DFS operates as an inter-generational service firm that sustains itself through trust. Indeed, our long-term relationships rely on trust, which continues to be judged and reassessed through our ongoing behaviour and conduct. In this regard, trust must be regularly demonstrated in order to be maintained. It cannot be relied on, unconditionally. We endeavour to cultivate and demonstrate trust by working with you – not only on your personal financial strategies but by standing out from the crowd and showing leadership on issues impacting our industry and in particular on protecting your interests.
DFS is a strong proponent of: (i) fee-for-service based advice; and (ii) greater transparency, including the separation of structural advice from product (portfolio) advice, as outlined in our submission to the Commissioner on 26 October 2018. A copy can be found here.
Separation and accountability of fees provide consumers with a clear understanding of the services on which they are being charged.
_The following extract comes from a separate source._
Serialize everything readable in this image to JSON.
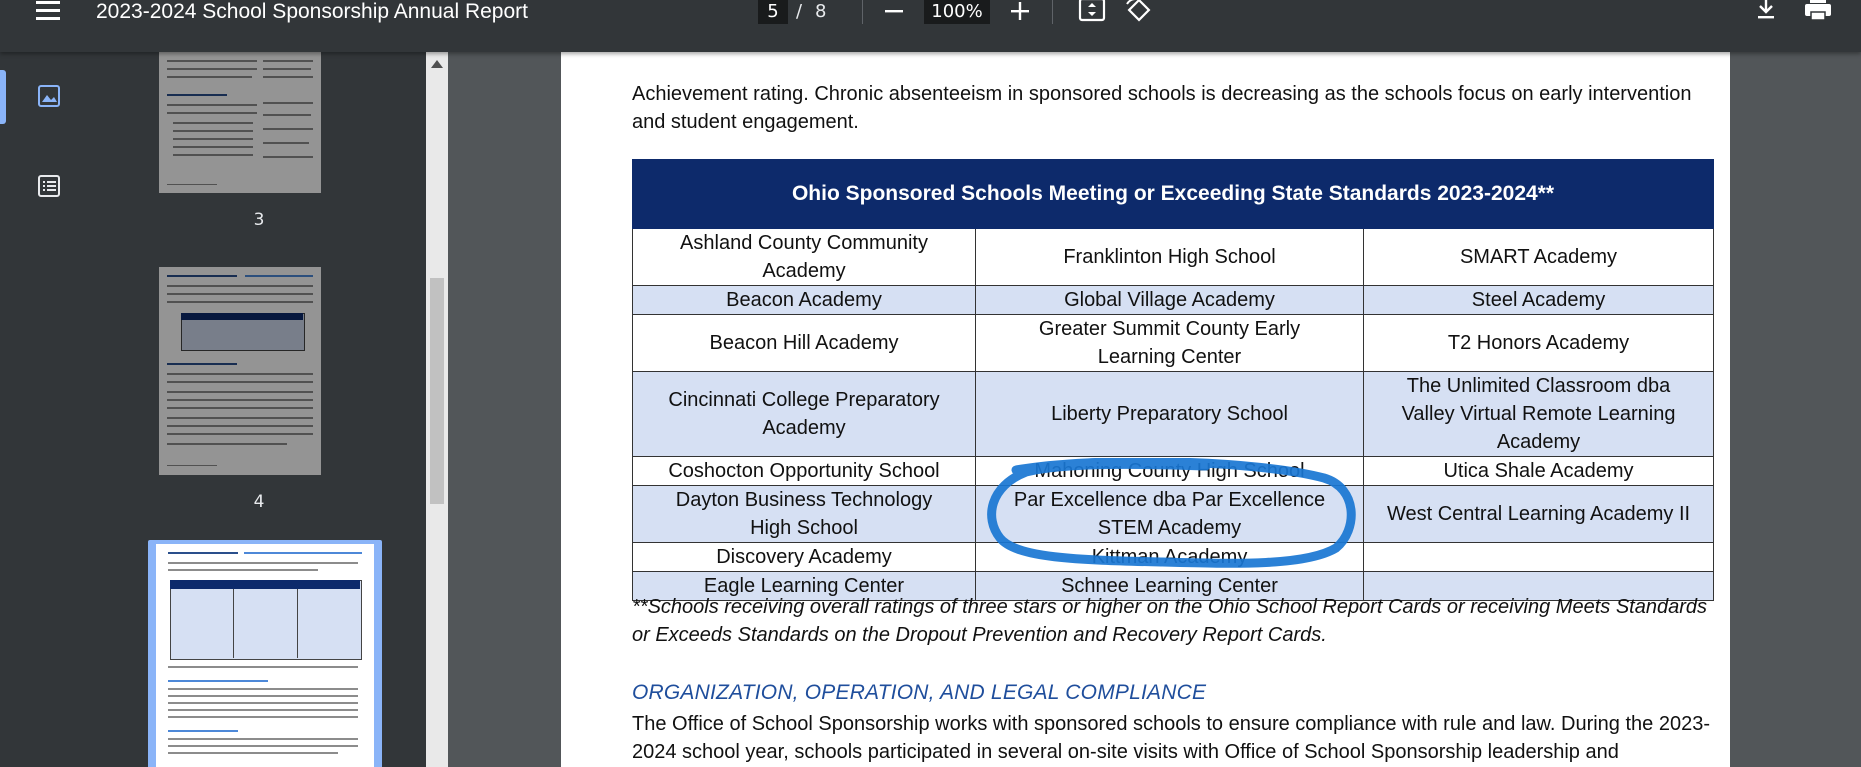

To us, it’s pretty clear; one of the biggest reasons why people mistrust the financial service industry is the lack of clarity on the fees being charged. Without this, trust will always be tested and likely break down.
We were anticipating key changes to be announced on this very matter in the release of the final Royal Commission report on 4 February 2019; and so was the broad industry. We were greatly disappointed. The report lacked “punch” and in our view, missed an opportunity to instigate real reforms, which most likely would have been legislated through support of the government, regardless of the outcome of the next election.
The major banks, which were the focus of the misconduct breathed a sigh of relief, having “got away” with a manageable “smack” for the misconduct. Perversely, major bank stock prices rose 4%-7.5% the following day, which pretty much says it all. Taking a cue from the Lunar year of the Pig, the “banking piggies” appear to be the big winners.
That said, we acknowledge at the outset that several important recommendations were made, which will form the foundations of change. At DFS however, our greater interest is on the recommended changes to the advice industry and specifically, how it can evolve from an arguably low point to a true profession.
While a change in culture, as recommended by the Commissioner, is a key starting point for transformation, our strong view is that certain conflicted practices which have been allowed to exist to date and which were the cause of the misconduct, need to be prescribed and legislated away. We see this as the essential requirement to effect practical change in our industry.
Our position continues to be that separation of advice is necessary in order for the industry to properly address the prevailing conflicts and become a profession. It recognises that there are 2 separate disciplines and skillsets involved. Allowing bundled-fee practices to continue post Royal Commission, will enable the current lack of transparency and accountability to persist. History tells us that without enforcement, there will be strong inertia to change at the adviser level, which increases the potential risks of less informed clients in the long run.
If clients are to be afforded protection, they must have choice; and for clients to have choice, it’s important that clear and understandable information is made available so that they can assess the value of those offerings. Separating structural advice from investment product advice offers consumes the greatest level of protection, as transparency truly promotes understanding and increases advisor accountability.
While the report acknowledged that separation of advice is important, it chose not to prescribe enforcement. In Commissioner Hayne’s view, it will be costly and disruptive. Perhaps he has confidence that this is part of the industry will evolve and regulate itself. If so, we believe it will likely be at the cost of clients’ interests, along the way.
We acknowledge that the Royal Commission cannot address and resolve all issues in our industry in one fell swoop; and for the limited time it had, it needs to be acknowledged for the way the team put everyone on notice. The clear message of “enough is enough” was directed to the industry watchdogs and the “captains” of industry. Now it’s the government’s turn to take action and legislate and then over to the regulators to better regulate.
For practices like DFS and other like-minded firms, we have invested time and resources to separate structural and portfolio advice as a proactive measure to see the industry evolve to the Next Generation Advice Model. Rather than waiting for enforcement, we have instead focused on building a transparent service offering which we strongly believe is in your best interests. Indeed, this is what we embarked on 10 years ago.
We will continue to lead by example in the belief that at some point our operating model will set the industry standard. Our Next-Generation Advice Model demonstrates ethics, integrity and resolve that puts our clients first, today.Disclaimer